BEGIN Information shown

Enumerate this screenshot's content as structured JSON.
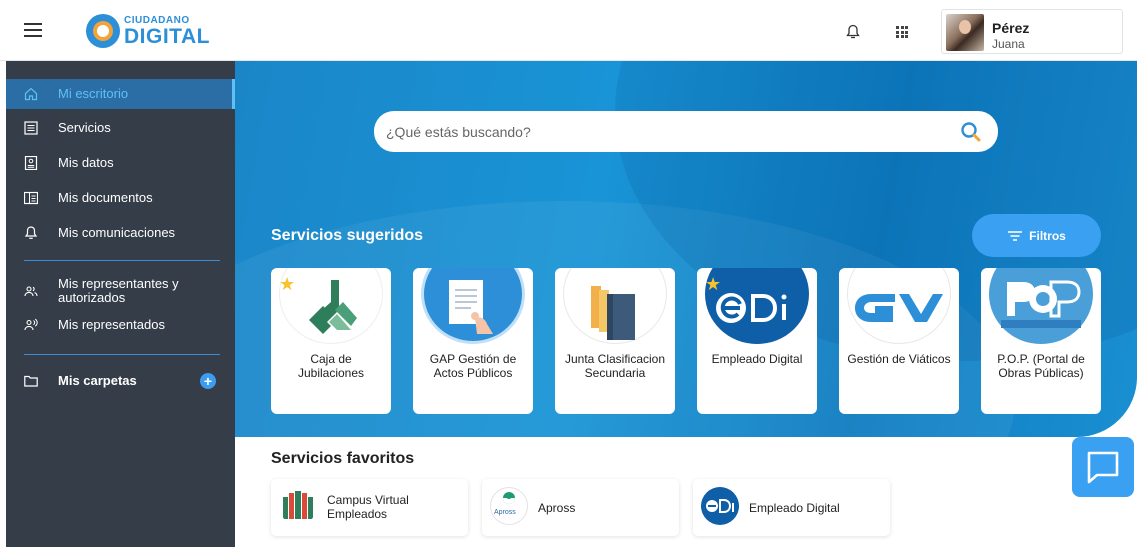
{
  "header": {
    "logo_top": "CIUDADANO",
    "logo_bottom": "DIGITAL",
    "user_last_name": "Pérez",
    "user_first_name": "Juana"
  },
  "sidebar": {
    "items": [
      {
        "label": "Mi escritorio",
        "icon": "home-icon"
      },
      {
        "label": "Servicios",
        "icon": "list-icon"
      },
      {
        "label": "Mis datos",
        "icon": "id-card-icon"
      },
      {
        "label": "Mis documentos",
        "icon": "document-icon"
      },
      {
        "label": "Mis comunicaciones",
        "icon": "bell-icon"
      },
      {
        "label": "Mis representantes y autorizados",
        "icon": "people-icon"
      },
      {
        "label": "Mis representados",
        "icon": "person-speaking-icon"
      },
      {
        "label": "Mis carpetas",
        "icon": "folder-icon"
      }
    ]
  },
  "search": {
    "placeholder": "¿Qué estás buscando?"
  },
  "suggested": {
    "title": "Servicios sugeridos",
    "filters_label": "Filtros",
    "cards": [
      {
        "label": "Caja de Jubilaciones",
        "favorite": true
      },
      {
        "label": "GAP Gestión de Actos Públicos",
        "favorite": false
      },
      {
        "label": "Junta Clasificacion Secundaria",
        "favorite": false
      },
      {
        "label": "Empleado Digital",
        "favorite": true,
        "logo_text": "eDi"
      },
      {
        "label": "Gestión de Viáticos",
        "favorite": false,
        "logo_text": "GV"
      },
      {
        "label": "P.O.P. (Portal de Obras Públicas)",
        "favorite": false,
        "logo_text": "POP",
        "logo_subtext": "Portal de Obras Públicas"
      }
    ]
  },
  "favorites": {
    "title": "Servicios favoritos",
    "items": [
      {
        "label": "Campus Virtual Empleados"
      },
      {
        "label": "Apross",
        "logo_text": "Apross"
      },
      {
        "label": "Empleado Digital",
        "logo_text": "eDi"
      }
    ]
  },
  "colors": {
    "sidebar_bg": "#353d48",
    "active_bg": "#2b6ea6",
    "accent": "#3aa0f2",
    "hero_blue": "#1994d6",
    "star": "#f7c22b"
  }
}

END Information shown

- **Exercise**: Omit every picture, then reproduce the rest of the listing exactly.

- **Answer box**:
Enumerate this screenshot's content as structured JSON.
{
  "header": {
    "logo_top": "CIUDADANO",
    "logo_bottom": "DIGITAL",
    "user_last_name": "Pérez",
    "user_first_name": "Juana"
  },
  "sidebar": {
    "items": [
      {
        "label": "Mi escritorio",
        "icon": "home-icon"
      },
      {
        "label": "Servicios",
        "icon": "list-icon"
      },
      {
        "label": "Mis datos",
        "icon": "id-card-icon"
      },
      {
        "label": "Mis documentos",
        "icon": "document-icon"
      },
      {
        "label": "Mis comunicaciones",
        "icon": "bell-icon"
      },
      {
        "label": "Mis representantes y autorizados",
        "icon": "people-icon"
      },
      {
        "label": "Mis representados",
        "icon": "person-speaking-icon"
      },
      {
        "label": "Mis carpetas",
        "icon": "folder-icon"
      }
    ]
  },
  "search": {
    "placeholder": "¿Qué estás buscando?"
  },
  "suggested": {
    "title": "Servicios sugeridos",
    "filters_label": "Filtros",
    "cards": [
      {
        "label": "Caja de Jubilaciones",
        "favorite": true
      },
      {
        "label": "GAP Gestión de Actos Públicos",
        "favorite": false
      },
      {
        "label": "Junta Clasificacion Secundaria",
        "favorite": false
      },
      {
        "label": "Empleado Digital",
        "favorite": true,
        "logo_text": "eDi"
      },
      {
        "label": "Gestión de Viáticos",
        "favorite": false,
        "logo_text": "GV"
      },
      {
        "label": "P.O.P. (Portal de Obras Públicas)",
        "favorite": false,
        "logo_text": "POP",
        "logo_subtext": "Portal de Obras Públicas"
      }
    ]
  },
  "favorites": {
    "title": "Servicios favoritos",
    "items": [
      {
        "label": "Campus Virtual Empleados"
      },
      {
        "label": "Apross",
        "logo_text": "Apross"
      },
      {
        "label": "Empleado Digital",
        "logo_text": "eDi"
      }
    ]
  },
  "colors": {
    "sidebar_bg": "#353d48",
    "active_bg": "#2b6ea6",
    "accent": "#3aa0f2",
    "hero_blue": "#1994d6",
    "star": "#f7c22b"
  }
}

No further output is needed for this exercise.